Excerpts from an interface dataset
--

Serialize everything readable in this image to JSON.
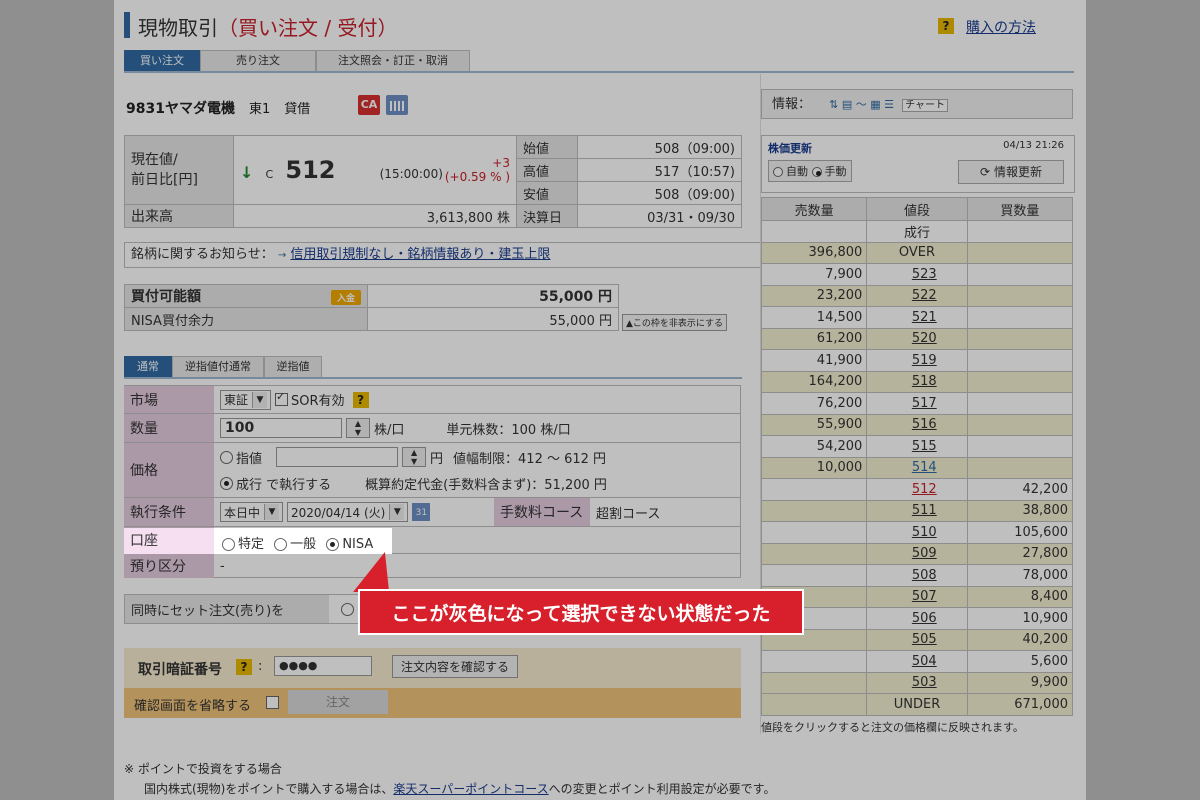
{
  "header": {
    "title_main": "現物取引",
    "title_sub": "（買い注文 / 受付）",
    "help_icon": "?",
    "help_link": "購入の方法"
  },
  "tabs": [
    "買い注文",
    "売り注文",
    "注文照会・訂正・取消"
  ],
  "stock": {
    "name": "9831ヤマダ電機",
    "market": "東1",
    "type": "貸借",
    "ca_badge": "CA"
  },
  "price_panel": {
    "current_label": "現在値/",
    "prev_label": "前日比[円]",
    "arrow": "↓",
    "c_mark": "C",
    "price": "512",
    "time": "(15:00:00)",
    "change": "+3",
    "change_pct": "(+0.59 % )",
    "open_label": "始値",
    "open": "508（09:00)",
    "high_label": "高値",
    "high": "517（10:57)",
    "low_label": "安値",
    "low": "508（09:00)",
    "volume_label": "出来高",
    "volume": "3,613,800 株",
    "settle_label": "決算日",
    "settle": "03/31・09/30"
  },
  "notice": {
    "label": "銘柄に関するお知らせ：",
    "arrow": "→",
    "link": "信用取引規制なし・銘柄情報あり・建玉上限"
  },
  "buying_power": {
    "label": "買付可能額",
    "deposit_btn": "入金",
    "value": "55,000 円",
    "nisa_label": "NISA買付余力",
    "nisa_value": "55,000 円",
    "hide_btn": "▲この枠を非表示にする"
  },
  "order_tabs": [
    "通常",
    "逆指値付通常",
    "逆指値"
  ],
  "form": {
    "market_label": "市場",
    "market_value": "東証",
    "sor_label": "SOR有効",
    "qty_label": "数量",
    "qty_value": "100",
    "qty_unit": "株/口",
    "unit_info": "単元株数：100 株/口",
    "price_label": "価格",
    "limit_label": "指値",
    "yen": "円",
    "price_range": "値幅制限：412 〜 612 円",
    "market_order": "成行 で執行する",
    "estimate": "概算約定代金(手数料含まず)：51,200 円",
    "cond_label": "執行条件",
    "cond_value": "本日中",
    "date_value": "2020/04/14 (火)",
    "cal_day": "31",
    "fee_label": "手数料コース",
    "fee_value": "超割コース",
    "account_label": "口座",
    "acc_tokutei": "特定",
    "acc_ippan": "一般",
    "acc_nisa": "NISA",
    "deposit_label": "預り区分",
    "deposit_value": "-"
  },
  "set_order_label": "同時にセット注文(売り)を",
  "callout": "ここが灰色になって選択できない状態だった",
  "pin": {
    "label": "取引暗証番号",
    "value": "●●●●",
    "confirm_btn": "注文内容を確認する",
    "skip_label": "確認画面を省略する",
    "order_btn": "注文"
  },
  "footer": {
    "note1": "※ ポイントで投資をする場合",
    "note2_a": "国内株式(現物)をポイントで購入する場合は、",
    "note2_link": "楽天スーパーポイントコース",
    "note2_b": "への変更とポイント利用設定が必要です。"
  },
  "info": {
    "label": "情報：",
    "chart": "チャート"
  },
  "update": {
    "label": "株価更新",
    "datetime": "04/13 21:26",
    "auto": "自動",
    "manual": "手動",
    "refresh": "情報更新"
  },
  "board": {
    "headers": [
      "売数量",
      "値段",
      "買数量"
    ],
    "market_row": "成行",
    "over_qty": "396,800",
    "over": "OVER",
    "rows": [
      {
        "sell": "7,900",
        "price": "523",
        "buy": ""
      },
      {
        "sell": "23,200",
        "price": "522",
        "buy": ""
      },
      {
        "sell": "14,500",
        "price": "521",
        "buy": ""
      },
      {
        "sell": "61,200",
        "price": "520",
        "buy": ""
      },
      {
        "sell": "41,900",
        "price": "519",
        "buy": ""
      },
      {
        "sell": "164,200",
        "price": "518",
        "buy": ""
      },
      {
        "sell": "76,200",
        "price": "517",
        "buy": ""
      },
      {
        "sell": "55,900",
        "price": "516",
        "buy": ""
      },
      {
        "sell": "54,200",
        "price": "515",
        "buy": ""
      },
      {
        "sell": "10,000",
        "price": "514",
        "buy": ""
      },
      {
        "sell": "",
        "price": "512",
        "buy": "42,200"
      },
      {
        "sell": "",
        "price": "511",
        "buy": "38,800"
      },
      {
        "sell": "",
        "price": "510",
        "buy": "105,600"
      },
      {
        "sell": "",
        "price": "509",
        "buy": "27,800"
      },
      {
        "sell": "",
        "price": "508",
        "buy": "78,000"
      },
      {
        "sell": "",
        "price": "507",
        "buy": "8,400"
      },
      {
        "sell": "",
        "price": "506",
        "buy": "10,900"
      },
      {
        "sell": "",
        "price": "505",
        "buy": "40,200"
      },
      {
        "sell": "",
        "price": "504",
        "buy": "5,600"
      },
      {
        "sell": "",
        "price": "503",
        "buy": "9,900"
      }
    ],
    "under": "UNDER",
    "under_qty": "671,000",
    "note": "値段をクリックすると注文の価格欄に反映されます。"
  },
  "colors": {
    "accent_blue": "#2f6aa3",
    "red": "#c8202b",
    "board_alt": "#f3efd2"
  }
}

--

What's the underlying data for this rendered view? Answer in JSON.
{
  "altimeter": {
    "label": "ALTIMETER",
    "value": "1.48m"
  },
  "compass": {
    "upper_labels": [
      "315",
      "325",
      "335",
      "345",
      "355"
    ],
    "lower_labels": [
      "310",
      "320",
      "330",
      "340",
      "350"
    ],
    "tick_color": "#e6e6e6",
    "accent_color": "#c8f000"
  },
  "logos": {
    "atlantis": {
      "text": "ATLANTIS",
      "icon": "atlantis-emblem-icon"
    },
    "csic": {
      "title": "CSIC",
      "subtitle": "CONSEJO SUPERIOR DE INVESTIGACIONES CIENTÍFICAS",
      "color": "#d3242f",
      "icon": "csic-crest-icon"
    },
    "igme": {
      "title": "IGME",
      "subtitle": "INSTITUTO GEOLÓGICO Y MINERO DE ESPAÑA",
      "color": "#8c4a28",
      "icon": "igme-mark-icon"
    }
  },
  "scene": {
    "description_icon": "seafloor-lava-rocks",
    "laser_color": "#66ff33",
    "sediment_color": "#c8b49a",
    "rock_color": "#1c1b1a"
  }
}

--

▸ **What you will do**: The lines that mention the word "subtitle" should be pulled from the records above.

▸ **Response to the exercise**:
      "subtitle": "CONSEJO SUPERIOR DE INVESTIGACIONES CIENTÍFICAS",
      "subtitle": "INSTITUTO GEOLÓGICO Y MINERO DE ESPAÑA",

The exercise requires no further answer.